▶ _Exercise description_: Scan the entries for the word "icon" and return every line that has it.

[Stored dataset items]
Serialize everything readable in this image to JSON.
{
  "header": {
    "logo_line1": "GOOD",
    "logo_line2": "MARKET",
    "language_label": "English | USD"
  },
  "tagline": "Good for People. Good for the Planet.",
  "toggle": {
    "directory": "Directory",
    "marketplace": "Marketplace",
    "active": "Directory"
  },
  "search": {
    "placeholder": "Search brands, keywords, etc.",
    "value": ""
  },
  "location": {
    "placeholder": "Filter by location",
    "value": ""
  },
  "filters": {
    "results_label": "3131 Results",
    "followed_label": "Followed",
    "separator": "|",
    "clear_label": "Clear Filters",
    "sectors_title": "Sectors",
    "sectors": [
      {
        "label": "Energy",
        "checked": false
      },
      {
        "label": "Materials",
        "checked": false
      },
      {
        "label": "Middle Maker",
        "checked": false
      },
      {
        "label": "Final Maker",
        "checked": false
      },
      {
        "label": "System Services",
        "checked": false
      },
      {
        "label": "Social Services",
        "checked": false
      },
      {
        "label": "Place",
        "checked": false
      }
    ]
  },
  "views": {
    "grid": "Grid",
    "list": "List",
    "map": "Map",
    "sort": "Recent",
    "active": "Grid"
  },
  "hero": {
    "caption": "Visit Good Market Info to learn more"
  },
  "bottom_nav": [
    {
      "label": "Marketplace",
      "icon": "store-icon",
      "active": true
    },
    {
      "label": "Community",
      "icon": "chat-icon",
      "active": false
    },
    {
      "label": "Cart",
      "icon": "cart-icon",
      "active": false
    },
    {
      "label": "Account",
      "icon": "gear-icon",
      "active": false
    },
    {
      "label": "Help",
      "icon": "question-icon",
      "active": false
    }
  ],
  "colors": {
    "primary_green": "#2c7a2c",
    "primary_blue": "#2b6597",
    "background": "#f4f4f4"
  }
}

▶ _Written response_:
      "icon": "store-icon",
      "icon": "chat-icon",
      "icon": "cart-icon",
      "icon": "gear-icon",
      "icon": "question-icon",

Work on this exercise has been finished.